(Dataset records)
───

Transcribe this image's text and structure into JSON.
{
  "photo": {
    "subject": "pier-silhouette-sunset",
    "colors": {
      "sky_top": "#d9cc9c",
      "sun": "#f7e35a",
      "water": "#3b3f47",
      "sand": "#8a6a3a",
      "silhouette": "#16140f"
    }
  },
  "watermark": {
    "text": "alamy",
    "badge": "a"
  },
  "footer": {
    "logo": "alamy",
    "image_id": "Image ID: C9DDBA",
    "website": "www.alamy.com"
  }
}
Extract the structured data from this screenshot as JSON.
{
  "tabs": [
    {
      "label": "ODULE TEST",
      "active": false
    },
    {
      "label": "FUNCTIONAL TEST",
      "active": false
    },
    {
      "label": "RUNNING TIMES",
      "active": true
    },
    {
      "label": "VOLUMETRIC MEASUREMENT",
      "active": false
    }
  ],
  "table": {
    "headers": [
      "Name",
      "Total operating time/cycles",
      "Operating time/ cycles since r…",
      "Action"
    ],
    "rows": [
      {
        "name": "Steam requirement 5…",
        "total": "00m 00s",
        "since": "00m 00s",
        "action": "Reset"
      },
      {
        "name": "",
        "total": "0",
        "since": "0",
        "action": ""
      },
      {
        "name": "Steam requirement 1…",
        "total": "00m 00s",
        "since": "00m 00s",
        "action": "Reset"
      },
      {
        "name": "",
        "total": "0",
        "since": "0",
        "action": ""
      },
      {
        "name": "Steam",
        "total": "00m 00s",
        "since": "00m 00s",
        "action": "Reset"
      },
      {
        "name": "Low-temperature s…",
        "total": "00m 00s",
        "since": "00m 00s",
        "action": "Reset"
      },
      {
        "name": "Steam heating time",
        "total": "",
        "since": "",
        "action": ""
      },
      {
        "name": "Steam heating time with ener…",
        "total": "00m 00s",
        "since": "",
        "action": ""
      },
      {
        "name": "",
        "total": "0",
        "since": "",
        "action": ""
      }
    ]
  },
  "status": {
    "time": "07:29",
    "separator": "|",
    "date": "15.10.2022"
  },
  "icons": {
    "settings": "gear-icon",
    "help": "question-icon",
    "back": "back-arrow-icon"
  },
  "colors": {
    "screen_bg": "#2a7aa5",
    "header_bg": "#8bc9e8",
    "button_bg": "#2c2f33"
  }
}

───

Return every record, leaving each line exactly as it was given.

Transcribe this image's text and structure into JSON.
{
  "photo": {
    "subject": "pier-silhouette-sunset",
    "colors": {
      "sky_top": "#d9cc9c",
      "sun": "#f7e35a",
      "water": "#3b3f47",
      "sand": "#8a6a3a",
      "silhouette": "#16140f"
    }
  },
  "watermark": {
    "text": "alamy",
    "badge": "a"
  },
  "footer": {
    "logo": "alamy",
    "image_id": "Image ID: C9DDBA",
    "website": "www.alamy.com"
  }
}
Extract the structured data from this screenshot as JSON.
{
  "tabs": [
    {
      "label": "ODULE TEST",
      "active": false
    },
    {
      "label": "FUNCTIONAL TEST",
      "active": false
    },
    {
      "label": "RUNNING TIMES",
      "active": true
    },
    {
      "label": "VOLUMETRIC MEASUREMENT",
      "active": false
    }
  ],
  "table": {
    "headers": [
      "Name",
      "Total operating time/cycles",
      "Operating time/ cycles since r…",
      "Action"
    ],
    "rows": [
      {
        "name": "Steam requirement 5…",
        "total": "00m 00s",
        "since": "00m 00s",
        "action": "Reset"
      },
      {
        "name": "",
        "total": "0",
        "since": "0",
        "action": ""
      },
      {
        "name": "Steam requirement 1…",
        "total": "00m 00s",
        "since": "00m 00s",
        "action": "Reset"
      },
      {
        "name": "",
        "total": "0",
        "since": "0",
        "action": ""
      },
      {
        "name": "Steam",
        "total": "00m 00s",
        "since": "00m 00s",
        "action": "Reset"
      },
      {
        "name": "Low-temperature s…",
        "total": "00m 00s",
        "since": "00m 00s",
        "action": "Reset"
      },
      {
        "name": "Steam heating time",
        "total": "",
        "since": "",
        "action": ""
      },
      {
        "name": "Steam heating time with ener…",
        "total": "00m 00s",
        "since": "",
        "action": ""
      },
      {
        "name": "",
        "total": "0",
        "since": "",
        "action": ""
      }
    ]
  },
  "status": {
    "time": "07:29",
    "separator": "|",
    "date": "15.10.2022"
  },
  "icons": {
    "settings": "gear-icon",
    "help": "question-icon",
    "back": "back-arrow-icon"
  },
  "colors": {
    "screen_bg": "#2a7aa5",
    "header_bg": "#8bc9e8",
    "button_bg": "#2c2f33"
  }
}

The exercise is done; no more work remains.